Birmingham Town Hall (2010)

You will be hard pressed to find fiddlers who play their instruments with more enthusiasm, gusto or expertise than the six members of Scottish folk band Blazin’ Fiddles.

Their informal but faultless playing turned the Town Hall into a traditional folk club reminiscent of people gathering in the Scottish highlands and islands, from where the band originate, to enjoy an evening of music and merrymaking.
This said, folk music was never played quite like this with Bruce MacGregor in full flight hammering his instrument, like Jimi Hendrix or Eddie Van Halen, through a series of reels and jigs.
MacGregor, the driving force behind the band’s mission to keep alive the diverse sounds of fiddle playing from the wilds of Scotland, is more than matched by fellow fiddlers Allan Henderson, Iain MacFarlane, Jenna Reid - the most recent band member - Anna Massie, who also doubles up on guitar and Frank Zappa lookalike Andy Thorburn who provides the keyboard.
Blazin’ Fiddles moved easily from reels and jigs to slow airs and self-penned renditions produced in the style of the Scottish folk tradition.

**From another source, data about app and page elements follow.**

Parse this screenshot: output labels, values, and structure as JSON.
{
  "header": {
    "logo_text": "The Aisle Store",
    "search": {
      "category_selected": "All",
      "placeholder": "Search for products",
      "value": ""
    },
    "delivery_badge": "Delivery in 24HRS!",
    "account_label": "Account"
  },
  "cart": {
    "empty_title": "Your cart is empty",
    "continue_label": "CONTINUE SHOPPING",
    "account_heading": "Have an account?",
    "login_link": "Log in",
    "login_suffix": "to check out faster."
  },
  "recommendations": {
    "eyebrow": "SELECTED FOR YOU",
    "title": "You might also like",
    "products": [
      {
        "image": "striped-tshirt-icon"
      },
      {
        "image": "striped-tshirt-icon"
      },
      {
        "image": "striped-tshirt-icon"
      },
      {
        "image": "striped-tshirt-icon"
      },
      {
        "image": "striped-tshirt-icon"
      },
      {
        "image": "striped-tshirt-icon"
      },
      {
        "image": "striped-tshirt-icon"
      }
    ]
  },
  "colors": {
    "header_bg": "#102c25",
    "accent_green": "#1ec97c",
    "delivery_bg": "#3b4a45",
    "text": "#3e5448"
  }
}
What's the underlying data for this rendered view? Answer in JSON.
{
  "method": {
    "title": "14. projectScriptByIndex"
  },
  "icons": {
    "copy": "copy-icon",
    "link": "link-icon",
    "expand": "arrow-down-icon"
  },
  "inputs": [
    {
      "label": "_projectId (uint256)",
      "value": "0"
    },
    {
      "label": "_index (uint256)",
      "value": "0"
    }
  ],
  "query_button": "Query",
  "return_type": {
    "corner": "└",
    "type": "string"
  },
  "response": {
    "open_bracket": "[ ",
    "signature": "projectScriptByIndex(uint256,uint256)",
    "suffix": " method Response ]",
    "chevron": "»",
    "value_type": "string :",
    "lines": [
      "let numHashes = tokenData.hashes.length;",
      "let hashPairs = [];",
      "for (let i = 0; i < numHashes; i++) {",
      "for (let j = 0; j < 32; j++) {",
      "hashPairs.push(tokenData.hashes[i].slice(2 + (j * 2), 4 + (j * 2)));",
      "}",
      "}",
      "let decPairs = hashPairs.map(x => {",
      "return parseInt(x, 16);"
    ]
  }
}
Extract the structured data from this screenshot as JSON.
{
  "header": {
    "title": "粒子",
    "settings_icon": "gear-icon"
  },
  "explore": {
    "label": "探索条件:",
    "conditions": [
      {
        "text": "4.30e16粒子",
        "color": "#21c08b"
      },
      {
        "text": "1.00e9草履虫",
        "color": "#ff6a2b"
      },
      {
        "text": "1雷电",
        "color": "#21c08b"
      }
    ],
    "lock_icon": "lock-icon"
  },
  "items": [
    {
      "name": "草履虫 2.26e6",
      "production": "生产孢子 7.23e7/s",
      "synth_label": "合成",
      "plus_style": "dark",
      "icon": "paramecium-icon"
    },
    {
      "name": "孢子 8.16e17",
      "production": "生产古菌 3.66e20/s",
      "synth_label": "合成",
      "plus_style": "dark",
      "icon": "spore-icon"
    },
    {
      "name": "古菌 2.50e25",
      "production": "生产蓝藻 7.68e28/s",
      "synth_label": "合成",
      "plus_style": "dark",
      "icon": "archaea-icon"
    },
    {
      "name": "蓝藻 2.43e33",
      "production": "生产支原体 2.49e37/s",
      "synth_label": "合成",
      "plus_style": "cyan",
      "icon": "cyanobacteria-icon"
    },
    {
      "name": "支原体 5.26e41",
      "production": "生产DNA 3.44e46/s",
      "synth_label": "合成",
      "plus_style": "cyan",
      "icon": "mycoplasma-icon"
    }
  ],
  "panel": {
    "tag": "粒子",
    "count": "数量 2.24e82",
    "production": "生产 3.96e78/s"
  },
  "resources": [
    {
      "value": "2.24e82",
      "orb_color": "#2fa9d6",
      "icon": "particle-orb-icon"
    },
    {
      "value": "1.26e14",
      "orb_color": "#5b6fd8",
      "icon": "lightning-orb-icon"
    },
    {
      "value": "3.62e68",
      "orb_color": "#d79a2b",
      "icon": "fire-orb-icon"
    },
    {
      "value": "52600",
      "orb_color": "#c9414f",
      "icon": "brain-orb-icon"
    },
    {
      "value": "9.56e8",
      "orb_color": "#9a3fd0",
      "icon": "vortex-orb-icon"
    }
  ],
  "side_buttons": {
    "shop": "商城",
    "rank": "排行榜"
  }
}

Few if any of the tunes will be familiar to anyone other than folk fans and followers of the band. but their enthusiasm for their music had the half full hall stomping and clapping like it was Hogmany.